Updated November 20, 2019 - 8:49 pm
Widespread rainfall late Tuesday and Wednesday — the first for the Las Vegas Valley in two months — led to water rescues, traffic tie-ups and power outages.
By 8 a.m. Wednesday, according to the National Weather Service, the valley had broken its rain record for the date: 0.26 inch, set in 1963.
As of 6:45 p.m., a half-inch of precipitation had fallen at McCarran International Airport, bringing the rain total for 2019 to 5.41 inches. The average annual rainfall at the airport is 3.55 inches.
Boulder City received the most rain, with 2 inches in some rain gauges. Henderson received 1 to 2 inches, while the northwest valley had seen 0.4 to 0.8 inch as of 6:45 p.m.
The Regional Flood Control District charts rainfall around the area. Check out the map.
Until late Tuesday, the valley had not seen widespread rainfall since Sept. 23, according to the weather service.
The storm system brought snow to Mount Charleston and the Sheep Range, where a winter storm warning was in effect until 4 p.m. Thursday.
“It may very well be the first snow of the season if the last time we got rain was Sept. 23, which had a high in the 90s,” meteorologist Clay Morgan said.
As of 6:30 p.m., the weather service had received reports of about 6 inches of snow in Lee Canyon, National Weather Service meteorologist Andy Gorelow said.
Pea-size hail was reported about 1:45 p.m. in Summerlin, near the 215 Beltway and Charleston Boulevard, and in Centennial Hills in northwest Las Vegas.
According to the weather service, light rainfall started well before midnight Tuesday in parts of Las Vegas but began to pick up about 5 a.m., moving in from the southwest and spreading across the valley.
By about 7:30 a.m., two people had been rescued from a wash near Pecos Road and East Lake Mead Boulevard, according to the Las Vegas Fire Department. Both were uninjured.
Emergency agencies are advising people to avoid going in or near various washes in the valley during the storm.
Although most of the rain cleared out by about noon Wednesday, precipitation was expected for the valley through Thursday, Gorelow said. Overnight Wednesday had an 80 percent chance for rain, while Thursday has a 50 percent chance for scattered showers.
Thursday has a forecast high of 56, followed by highs of 59 on Friday, 62 on Saturday, 63 on Sunday and 63 on Monday. After the storm moves away, the valley should be sunny through the weekend, the weather service said.
Traffic and power outages
Meanwhile, the rain had affected road conditions all across the valley during the morning commute.

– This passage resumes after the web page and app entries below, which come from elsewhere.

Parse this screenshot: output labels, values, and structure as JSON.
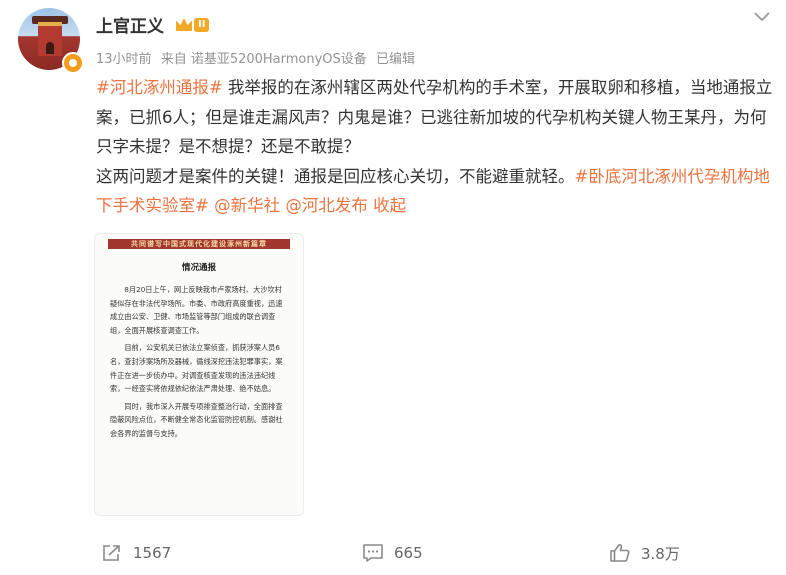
{
  "user": {
    "name": "上官正义",
    "level": "II"
  },
  "meta": {
    "time": "13小时前",
    "source": "来自 诺基亚5200HarmonyOS设备",
    "edited": "已编辑"
  },
  "post": {
    "tag1": "#河北涿州通报#",
    "text1": " 我举报的在涿州辖区两处代孕机构的手术室，开展取卵和移植，当地通报立案，已抓6人；但是谁走漏风声？内鬼是谁？已逃往新加坡的代孕机构关键人物王某丹，为何只字未提？是不想提？还是不敢提？",
    "text2": "这两问题才是案件的关键！通报是回应核心关切，不能避重就轻。",
    "tag2": "#卧底河北涿州代孕机构地下手术实验室#",
    "mention1": "@新华社",
    "mention2": "@河北发布",
    "fold": "收起"
  },
  "document": {
    "banner": "共同谱写中国式现代化建设涿州新篇章",
    "title": "情况通报",
    "paragraphs": [
      "8月20日上午，网上反映我市卢家场村、大沙坎村疑似存在非法代孕场所。市委、市政府高度重视，迅速成立由公安、卫健、市场监管等部门组成的联合调查组，全面开展核查调查工作。",
      "目前，公安机关已依法立案侦查，抓获涉案人员6名，查封涉案场所及器械，循线深挖违法犯罪事实，案件正在进一步侦办中。对调查核查发现的违法违纪线索，一经查实将依规依纪依法严肃处理、绝不姑息。",
      "同时，我市深入开展专项排查整治行动，全面排查隐蔽风险点位，不断健全常态化监管防控机制。感谢社会各界的监督与支持。"
    ]
  },
  "actions": {
    "repost": "1567",
    "comment": "665",
    "like": "3.8万"
  },
  "colors": {
    "accent": "#eb7340",
    "text": "#333333",
    "meta": "#939393",
    "vip_badge": "#f59c1a"
  },
  "icons": {
    "more": "chevron-down-icon",
    "repost": "repost-icon",
    "comment": "comment-icon",
    "like": "thumbs-up-icon"
  }
}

The Nevada Highway Patrol responded to 111 crashes between 4 a.m. and about 3:30 p.m. Wednesday, more than double the number that generally happen in the valley during dry days. Twenty-eight of the crashes caused injuries, but no one was critically hurt, and five crashes were hit-and-runs, the Highway Patrol said.
Las Vegas police also dealt with traffic conditions affected by the storm Wednesday morning, including several crashes in the McCarran International Airport connector tunnels.
At the same time, there were 1,684 NV Energy customers in Clark County without power in 72 outage areas as of 10:25 a.m., down from 5,100 without power at 7:15 a.m. By 7 p.m., fewer than 200 NV Energy customers were without power in the county, with most in the west valley near Sahara Avenue and Jones Boulevard.
Crews were out restoring power, working as quickly and as safely as they can, said NV Energy spokeswoman Jennifer Schuricht said earlier Wednesday.
Snowfall at Mount Charleston
As heavy snowfall was expected at Mount Charleston on Wednesday, with accumulation generally 4 to 8 inches, Nevada Highway Patrol spokesman Jason Buratczuk has warned that the first dose of snow in the mountains could bring large crowds to the area this week.
“Thankfully this is going to be midweek, so I don’t think we’ll be seeing too much traffic, but it’s still going to attract people who are curious to see snow,” he said. “We just ask that people pay attention.”
In snowy weather, cars need to be outfitted with chains, all-wheel drive or four-wheel drive for Lee and Kyle canyons, he said. Those heading up the mountain need to park completely off of the road or in a marked parking spot to avoid being towed or getting a ticket.
People should make sure they have a full tank of gas and a fully charged cellphone and carry blankets and snacks in case their car breaks down, Buratczuk said.